Required action: Every line of the records that holds the word "Evolution" should be copied.

━━━ Records shown ━━━

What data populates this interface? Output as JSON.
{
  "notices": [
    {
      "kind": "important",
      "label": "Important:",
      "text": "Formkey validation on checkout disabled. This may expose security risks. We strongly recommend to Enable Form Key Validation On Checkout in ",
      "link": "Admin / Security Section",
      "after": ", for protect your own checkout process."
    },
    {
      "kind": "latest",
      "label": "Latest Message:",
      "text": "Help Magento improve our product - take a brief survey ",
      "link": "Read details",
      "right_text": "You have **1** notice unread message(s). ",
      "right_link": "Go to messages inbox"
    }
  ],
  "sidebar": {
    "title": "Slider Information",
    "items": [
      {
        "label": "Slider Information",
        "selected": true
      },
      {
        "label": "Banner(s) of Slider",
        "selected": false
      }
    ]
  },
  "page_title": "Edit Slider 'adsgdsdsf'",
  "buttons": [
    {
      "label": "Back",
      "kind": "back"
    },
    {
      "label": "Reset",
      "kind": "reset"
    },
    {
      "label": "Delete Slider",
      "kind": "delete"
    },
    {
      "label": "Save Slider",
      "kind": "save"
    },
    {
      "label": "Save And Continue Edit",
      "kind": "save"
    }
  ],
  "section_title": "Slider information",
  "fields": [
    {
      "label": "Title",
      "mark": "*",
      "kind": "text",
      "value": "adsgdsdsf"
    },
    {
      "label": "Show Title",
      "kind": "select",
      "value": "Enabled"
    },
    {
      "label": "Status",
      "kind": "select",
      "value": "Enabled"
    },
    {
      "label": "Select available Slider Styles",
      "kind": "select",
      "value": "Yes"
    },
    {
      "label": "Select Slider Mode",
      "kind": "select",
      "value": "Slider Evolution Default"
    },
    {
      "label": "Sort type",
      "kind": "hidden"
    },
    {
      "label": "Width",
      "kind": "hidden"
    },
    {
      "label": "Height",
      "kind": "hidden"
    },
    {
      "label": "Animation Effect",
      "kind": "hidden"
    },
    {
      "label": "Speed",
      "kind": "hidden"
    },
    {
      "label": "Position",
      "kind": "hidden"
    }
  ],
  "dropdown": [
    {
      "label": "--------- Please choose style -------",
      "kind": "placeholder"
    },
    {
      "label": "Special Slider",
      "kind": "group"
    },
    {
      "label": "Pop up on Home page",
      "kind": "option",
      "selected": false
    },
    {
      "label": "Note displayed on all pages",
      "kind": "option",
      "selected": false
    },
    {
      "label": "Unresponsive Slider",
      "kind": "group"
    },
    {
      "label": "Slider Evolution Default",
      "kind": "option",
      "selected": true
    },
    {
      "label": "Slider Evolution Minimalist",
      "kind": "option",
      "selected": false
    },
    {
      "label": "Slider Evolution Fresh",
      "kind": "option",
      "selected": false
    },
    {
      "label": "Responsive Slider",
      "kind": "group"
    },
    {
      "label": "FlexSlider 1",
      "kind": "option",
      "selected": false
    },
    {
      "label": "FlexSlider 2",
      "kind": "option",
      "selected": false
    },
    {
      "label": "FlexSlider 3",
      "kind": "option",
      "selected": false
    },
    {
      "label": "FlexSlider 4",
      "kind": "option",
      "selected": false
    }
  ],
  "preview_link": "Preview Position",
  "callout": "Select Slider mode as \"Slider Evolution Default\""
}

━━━
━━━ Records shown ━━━

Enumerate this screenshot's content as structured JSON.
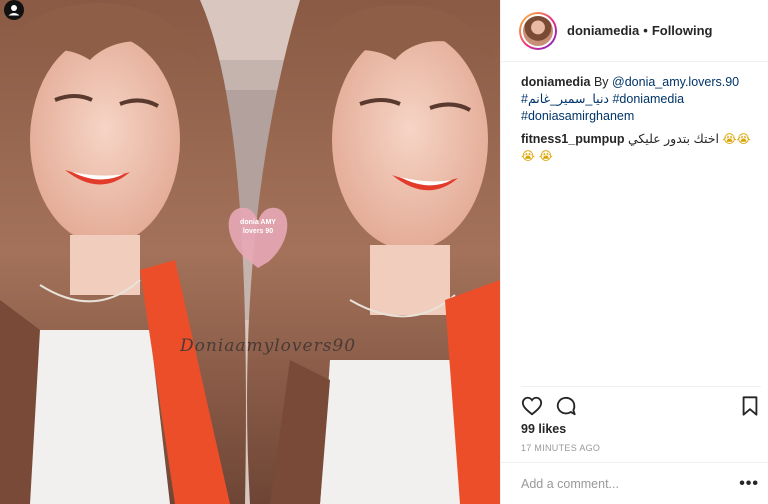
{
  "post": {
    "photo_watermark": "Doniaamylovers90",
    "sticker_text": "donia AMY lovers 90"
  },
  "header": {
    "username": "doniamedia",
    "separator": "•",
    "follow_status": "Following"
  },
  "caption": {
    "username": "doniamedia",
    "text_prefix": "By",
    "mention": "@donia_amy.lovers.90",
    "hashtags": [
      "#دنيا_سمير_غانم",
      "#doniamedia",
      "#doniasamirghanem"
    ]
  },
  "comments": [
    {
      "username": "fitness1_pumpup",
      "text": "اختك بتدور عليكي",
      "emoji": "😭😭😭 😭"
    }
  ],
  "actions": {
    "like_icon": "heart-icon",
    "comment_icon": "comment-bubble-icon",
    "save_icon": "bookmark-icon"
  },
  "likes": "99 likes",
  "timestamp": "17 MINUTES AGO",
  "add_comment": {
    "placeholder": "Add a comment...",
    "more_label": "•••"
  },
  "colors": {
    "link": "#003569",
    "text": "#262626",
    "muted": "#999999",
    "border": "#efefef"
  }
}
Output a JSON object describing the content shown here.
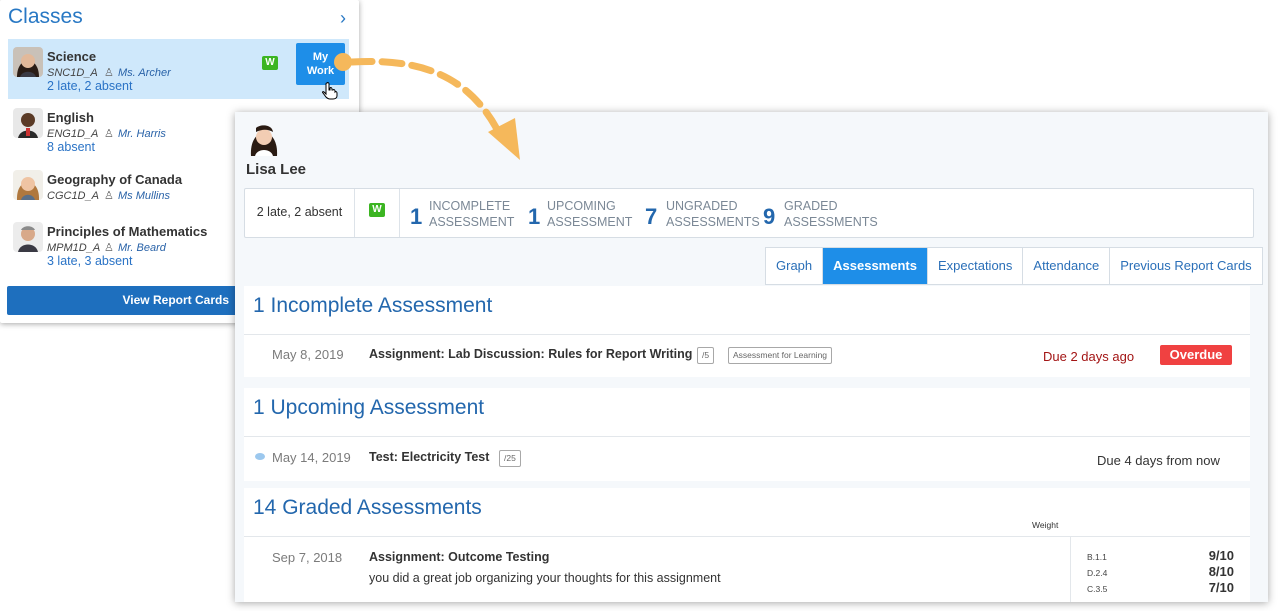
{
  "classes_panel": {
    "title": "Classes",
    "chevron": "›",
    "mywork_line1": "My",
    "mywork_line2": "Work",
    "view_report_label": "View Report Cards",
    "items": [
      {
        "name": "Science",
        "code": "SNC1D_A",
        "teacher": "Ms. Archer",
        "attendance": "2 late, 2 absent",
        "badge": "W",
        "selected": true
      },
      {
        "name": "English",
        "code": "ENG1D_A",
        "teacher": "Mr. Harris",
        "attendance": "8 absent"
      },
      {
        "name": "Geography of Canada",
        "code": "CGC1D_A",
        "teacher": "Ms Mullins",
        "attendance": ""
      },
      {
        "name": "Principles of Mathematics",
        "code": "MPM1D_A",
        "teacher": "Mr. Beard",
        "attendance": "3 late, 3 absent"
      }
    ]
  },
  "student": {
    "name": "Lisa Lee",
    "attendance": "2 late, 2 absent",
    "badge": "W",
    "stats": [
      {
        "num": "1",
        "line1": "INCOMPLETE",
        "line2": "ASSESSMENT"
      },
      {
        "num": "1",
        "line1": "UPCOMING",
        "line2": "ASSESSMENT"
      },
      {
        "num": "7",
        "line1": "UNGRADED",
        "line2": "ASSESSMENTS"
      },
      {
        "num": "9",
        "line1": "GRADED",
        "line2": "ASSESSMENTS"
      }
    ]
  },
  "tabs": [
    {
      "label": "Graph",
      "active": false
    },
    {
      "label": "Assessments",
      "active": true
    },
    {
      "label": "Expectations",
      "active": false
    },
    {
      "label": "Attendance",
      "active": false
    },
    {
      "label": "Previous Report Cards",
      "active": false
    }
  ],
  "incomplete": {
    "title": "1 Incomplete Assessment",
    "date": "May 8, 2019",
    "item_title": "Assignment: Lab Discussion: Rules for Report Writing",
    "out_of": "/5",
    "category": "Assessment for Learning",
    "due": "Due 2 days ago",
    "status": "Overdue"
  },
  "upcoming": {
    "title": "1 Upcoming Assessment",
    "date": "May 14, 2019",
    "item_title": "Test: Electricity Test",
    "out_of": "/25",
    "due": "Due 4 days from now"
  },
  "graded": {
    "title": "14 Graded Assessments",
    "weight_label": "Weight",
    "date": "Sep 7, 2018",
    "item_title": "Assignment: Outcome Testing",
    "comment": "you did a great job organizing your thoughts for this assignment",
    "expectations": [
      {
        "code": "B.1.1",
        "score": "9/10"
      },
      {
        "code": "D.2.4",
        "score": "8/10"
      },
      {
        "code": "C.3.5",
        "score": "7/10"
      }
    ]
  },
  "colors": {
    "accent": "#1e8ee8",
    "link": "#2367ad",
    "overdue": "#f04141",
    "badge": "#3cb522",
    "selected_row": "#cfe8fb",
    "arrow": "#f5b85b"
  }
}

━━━

Solution to the problem:
      "value": "Slider Evolution Default"
      "label": "Slider Evolution Default",
      "label": "Slider Evolution Minimalist",
      "label": "Slider Evolution Fresh",
  "callout": "Select Slider mode as \"Slider Evolution Default\""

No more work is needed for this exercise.